■ **Directions for this task**
Count up the lines holding "data" in the material, then reply with only the number.

------------------------

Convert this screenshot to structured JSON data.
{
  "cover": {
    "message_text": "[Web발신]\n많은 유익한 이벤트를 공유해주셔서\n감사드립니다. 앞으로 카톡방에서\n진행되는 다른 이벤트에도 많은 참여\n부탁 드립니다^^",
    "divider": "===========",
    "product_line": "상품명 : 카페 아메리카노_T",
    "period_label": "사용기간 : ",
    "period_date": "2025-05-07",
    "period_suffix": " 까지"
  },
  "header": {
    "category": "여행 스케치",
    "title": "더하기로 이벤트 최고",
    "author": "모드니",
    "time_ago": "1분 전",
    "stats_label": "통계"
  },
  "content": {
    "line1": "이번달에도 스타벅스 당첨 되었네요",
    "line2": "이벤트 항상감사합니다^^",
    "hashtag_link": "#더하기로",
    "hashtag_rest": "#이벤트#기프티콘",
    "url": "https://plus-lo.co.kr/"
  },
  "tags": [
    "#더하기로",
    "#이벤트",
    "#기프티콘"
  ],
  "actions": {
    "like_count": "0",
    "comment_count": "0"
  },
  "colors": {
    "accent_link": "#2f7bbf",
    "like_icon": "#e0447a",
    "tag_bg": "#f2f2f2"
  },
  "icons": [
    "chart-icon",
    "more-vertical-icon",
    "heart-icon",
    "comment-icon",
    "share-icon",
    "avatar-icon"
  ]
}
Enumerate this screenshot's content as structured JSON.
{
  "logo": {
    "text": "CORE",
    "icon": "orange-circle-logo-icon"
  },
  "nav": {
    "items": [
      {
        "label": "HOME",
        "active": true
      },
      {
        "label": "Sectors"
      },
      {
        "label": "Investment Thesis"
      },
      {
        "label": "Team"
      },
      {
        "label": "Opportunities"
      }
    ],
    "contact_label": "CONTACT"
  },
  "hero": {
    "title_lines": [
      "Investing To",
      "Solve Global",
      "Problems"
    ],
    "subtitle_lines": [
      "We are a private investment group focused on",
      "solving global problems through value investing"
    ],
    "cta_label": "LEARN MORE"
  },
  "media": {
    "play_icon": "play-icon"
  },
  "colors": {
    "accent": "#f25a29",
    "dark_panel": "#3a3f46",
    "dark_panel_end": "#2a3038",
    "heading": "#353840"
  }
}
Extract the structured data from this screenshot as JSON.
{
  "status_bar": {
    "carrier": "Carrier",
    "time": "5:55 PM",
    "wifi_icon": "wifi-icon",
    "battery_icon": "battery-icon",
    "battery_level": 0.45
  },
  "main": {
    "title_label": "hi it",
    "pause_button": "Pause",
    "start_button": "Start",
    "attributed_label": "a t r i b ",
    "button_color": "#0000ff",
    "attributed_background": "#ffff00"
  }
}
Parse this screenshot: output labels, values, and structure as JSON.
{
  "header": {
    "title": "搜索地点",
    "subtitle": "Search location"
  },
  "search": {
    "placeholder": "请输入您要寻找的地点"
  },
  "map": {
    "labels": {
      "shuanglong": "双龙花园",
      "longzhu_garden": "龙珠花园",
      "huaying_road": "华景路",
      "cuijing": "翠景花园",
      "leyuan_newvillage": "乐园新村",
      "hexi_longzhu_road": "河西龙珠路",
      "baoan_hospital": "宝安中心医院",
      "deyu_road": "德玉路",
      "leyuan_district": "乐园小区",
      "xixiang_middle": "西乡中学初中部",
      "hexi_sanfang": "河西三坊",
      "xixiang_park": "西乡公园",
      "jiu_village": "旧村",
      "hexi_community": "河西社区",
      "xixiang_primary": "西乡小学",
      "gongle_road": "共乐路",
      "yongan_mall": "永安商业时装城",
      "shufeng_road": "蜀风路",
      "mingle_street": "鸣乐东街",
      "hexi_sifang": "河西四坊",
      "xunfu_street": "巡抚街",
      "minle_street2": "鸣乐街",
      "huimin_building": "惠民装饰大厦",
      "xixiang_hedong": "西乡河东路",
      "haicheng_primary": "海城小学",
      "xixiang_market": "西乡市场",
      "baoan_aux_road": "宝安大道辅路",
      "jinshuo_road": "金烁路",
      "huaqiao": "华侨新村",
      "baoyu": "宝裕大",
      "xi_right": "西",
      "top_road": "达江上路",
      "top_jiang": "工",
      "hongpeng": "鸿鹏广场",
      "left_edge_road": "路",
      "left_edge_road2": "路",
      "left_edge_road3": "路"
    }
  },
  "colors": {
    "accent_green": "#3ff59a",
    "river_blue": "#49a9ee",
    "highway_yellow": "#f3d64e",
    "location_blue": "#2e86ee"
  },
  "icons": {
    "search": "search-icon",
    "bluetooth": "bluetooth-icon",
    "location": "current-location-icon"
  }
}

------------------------

■ **Response for this exercise**
2